| EXERCISE INPUT |
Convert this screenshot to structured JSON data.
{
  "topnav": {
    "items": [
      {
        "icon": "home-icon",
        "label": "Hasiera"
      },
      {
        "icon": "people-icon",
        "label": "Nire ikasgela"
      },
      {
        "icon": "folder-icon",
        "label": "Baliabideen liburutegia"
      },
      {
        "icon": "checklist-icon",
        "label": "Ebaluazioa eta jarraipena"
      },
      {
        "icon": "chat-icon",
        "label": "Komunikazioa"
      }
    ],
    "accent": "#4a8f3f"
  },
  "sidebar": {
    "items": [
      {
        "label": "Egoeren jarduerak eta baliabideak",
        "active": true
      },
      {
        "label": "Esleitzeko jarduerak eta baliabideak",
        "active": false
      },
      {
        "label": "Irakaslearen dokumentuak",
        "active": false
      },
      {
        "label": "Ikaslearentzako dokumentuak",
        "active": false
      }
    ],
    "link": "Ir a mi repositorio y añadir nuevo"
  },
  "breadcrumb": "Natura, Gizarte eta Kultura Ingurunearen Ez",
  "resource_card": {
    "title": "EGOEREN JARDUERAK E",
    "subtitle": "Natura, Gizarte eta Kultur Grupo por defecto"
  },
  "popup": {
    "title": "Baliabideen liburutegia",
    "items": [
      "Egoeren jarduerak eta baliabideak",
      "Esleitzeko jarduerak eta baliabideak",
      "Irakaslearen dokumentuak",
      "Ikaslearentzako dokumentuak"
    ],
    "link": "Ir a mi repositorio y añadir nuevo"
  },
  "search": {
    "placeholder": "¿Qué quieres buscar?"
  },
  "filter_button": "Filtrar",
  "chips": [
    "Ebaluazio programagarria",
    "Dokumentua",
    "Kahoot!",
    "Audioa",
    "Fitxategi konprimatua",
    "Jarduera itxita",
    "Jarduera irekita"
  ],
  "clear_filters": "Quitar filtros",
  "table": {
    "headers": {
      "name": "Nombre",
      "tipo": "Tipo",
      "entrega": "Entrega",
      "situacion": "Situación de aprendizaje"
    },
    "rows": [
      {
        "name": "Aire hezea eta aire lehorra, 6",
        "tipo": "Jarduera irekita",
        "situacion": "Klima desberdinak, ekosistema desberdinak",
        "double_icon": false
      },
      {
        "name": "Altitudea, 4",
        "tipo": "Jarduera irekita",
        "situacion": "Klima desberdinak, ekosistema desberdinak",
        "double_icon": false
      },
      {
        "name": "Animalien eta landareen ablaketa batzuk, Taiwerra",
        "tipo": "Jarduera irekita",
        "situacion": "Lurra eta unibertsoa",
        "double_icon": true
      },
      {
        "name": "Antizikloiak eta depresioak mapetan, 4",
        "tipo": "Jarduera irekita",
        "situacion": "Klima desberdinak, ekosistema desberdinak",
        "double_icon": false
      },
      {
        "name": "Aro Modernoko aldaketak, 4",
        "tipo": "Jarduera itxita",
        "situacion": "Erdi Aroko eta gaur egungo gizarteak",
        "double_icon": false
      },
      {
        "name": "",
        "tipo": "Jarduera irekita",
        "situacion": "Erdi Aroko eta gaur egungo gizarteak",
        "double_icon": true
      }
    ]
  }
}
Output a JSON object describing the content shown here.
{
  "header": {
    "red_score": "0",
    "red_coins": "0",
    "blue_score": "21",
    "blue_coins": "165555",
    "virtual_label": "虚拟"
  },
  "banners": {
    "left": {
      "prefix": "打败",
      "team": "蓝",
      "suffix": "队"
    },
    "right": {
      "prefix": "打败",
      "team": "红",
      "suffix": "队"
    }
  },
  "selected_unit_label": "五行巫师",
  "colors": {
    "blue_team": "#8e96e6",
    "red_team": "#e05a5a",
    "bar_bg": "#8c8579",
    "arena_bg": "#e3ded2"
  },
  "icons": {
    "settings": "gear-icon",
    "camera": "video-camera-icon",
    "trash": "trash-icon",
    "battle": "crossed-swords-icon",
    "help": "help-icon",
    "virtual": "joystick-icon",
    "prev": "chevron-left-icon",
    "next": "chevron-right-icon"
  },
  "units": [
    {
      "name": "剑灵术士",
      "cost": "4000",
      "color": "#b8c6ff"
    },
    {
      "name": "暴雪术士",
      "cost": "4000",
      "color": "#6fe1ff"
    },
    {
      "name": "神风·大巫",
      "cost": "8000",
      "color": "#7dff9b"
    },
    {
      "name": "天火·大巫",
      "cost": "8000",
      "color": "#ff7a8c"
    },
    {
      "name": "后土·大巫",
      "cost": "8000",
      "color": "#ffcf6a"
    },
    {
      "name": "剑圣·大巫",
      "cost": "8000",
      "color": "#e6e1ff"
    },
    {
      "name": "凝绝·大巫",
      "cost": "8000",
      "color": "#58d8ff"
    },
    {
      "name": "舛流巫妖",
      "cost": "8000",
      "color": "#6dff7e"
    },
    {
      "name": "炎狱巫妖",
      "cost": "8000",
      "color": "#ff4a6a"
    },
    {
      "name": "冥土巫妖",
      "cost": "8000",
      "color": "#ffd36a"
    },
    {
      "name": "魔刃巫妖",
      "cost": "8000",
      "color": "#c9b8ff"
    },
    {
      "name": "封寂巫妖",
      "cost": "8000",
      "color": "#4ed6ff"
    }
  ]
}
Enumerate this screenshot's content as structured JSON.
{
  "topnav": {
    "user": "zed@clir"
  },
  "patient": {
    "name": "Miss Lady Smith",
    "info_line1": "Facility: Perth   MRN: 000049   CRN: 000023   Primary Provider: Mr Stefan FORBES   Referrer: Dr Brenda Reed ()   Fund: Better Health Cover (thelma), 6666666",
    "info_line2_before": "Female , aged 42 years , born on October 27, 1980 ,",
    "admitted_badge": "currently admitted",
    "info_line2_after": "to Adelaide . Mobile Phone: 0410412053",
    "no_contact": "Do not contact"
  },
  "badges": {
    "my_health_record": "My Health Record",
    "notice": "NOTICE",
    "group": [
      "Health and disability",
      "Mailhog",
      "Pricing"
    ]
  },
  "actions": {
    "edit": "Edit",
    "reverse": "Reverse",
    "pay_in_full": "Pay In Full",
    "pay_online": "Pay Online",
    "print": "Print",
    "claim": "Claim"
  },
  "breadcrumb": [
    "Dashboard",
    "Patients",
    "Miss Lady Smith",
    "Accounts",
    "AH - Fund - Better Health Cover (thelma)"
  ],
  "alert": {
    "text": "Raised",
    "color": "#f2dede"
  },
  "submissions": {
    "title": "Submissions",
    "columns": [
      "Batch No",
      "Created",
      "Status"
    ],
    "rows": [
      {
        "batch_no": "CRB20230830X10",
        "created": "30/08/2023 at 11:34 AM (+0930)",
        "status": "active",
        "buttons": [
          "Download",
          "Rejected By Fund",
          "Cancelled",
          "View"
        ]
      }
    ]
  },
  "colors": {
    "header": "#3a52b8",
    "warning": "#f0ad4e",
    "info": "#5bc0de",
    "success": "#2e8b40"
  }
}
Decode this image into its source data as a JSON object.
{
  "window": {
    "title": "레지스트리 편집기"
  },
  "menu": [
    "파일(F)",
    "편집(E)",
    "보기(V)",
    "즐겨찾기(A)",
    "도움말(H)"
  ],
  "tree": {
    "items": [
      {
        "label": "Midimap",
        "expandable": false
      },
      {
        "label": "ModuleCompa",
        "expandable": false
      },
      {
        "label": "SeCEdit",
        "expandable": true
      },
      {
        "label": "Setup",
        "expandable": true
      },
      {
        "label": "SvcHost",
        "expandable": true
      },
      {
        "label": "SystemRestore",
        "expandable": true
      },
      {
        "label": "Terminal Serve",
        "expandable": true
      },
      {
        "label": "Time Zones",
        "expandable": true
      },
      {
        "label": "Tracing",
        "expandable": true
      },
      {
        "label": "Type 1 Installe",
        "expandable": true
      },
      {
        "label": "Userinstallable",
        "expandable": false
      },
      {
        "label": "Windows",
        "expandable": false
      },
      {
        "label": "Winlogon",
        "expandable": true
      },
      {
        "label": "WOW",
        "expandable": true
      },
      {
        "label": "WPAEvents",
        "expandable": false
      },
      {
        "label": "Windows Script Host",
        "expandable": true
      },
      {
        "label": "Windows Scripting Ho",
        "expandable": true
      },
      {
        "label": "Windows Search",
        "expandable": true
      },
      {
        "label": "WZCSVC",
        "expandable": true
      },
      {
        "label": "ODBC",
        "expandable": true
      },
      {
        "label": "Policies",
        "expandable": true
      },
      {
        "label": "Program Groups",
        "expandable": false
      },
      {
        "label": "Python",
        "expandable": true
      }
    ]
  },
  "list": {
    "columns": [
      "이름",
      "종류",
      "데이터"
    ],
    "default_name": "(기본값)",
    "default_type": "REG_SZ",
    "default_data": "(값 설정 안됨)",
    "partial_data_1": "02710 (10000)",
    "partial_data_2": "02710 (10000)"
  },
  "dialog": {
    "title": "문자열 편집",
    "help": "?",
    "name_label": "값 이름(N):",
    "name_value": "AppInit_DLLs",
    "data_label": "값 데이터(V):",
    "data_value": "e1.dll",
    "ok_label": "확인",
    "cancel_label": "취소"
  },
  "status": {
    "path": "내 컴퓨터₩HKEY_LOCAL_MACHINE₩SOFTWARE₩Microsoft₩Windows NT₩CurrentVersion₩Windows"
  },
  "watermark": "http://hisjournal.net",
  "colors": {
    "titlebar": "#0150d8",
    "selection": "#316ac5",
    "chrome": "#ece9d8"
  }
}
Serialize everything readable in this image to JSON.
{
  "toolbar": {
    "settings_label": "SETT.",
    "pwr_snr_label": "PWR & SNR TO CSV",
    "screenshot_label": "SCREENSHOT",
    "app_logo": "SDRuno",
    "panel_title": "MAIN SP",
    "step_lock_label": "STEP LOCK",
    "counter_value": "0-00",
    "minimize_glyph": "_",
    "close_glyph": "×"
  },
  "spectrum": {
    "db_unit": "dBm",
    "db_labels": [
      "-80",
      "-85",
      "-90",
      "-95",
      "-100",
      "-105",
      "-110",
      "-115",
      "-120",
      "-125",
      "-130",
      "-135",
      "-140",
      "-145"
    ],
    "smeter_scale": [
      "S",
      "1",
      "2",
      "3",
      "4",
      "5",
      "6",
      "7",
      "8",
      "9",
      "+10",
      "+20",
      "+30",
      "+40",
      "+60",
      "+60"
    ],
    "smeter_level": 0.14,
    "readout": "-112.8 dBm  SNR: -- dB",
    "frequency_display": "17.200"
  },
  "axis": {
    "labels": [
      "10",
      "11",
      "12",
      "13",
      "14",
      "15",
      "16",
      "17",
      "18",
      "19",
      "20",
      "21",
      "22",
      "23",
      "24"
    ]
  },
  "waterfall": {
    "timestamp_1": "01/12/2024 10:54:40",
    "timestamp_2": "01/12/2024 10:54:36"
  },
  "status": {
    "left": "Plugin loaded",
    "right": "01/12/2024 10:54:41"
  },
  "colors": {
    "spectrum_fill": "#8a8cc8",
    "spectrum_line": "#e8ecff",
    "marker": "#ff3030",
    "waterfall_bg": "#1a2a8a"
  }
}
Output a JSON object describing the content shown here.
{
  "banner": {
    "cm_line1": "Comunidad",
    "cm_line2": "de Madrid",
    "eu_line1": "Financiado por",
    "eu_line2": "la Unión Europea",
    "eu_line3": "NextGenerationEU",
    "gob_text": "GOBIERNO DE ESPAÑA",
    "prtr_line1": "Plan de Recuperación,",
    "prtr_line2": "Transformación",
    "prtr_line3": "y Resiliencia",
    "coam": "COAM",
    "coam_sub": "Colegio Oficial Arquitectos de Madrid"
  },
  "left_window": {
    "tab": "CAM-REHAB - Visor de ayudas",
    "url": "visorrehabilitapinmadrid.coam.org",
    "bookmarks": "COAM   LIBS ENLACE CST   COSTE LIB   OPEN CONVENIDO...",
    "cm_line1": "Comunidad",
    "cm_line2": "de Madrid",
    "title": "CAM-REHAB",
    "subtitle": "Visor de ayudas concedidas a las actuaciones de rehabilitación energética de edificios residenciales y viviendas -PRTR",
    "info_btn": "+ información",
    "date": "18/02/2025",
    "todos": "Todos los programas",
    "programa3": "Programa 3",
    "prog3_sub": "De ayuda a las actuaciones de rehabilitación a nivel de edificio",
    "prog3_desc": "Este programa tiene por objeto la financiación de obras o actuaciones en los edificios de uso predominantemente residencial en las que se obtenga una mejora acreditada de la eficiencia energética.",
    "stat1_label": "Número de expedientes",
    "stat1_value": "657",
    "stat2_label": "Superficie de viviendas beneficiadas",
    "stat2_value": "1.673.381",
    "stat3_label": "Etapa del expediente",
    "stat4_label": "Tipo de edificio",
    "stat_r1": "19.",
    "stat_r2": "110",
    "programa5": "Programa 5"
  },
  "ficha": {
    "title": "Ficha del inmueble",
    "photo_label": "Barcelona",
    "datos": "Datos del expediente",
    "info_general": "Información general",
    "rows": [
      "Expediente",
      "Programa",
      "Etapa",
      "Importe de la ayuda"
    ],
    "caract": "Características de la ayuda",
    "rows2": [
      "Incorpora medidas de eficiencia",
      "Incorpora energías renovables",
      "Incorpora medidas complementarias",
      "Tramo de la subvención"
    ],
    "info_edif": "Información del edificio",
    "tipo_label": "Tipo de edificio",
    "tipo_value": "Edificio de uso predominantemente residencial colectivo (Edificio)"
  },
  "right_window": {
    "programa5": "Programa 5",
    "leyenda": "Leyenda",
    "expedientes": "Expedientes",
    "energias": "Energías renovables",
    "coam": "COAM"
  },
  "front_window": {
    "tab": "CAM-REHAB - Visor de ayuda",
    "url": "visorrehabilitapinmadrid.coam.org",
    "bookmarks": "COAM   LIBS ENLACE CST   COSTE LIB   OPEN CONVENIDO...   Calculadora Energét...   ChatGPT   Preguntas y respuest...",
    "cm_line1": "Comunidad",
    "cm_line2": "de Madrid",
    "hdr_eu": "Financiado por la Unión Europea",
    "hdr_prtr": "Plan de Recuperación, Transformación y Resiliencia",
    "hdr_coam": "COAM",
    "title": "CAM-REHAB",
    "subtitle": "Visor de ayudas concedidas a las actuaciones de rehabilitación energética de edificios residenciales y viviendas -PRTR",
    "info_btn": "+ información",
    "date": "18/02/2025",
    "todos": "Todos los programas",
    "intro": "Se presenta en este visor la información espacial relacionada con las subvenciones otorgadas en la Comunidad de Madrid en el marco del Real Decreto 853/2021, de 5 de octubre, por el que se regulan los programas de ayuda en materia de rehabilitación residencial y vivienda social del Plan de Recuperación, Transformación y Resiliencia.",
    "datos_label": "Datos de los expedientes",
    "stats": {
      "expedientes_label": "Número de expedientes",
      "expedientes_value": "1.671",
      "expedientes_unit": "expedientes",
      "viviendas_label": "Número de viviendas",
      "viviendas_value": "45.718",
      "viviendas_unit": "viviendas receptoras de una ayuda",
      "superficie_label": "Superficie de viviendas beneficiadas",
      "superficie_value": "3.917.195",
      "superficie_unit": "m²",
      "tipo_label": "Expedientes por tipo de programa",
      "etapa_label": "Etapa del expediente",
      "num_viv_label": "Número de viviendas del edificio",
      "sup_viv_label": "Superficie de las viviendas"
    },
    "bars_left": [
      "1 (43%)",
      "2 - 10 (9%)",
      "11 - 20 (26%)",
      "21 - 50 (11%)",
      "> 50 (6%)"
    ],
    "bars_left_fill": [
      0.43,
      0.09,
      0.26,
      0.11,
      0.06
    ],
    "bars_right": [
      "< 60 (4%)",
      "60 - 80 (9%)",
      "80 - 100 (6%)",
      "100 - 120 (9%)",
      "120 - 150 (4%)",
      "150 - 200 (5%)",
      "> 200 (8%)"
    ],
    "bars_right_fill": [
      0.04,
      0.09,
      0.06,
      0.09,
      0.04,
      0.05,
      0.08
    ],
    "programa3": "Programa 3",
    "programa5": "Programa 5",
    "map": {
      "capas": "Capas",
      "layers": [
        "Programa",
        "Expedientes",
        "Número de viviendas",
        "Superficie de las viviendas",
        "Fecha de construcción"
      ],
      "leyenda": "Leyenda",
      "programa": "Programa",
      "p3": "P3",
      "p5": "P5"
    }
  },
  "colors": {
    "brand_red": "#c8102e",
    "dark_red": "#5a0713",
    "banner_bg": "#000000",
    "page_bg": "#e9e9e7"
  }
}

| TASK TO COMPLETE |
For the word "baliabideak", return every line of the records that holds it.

| TASK RESPONSE |
        "label": "Egoeren jarduerak eta baliabideak",
        "label": "Esleitzeko jarduerak eta baliabideak",
      "Egoeren jarduerak eta baliabideak",
      "Esleitzeko jarduerak eta baliabideak",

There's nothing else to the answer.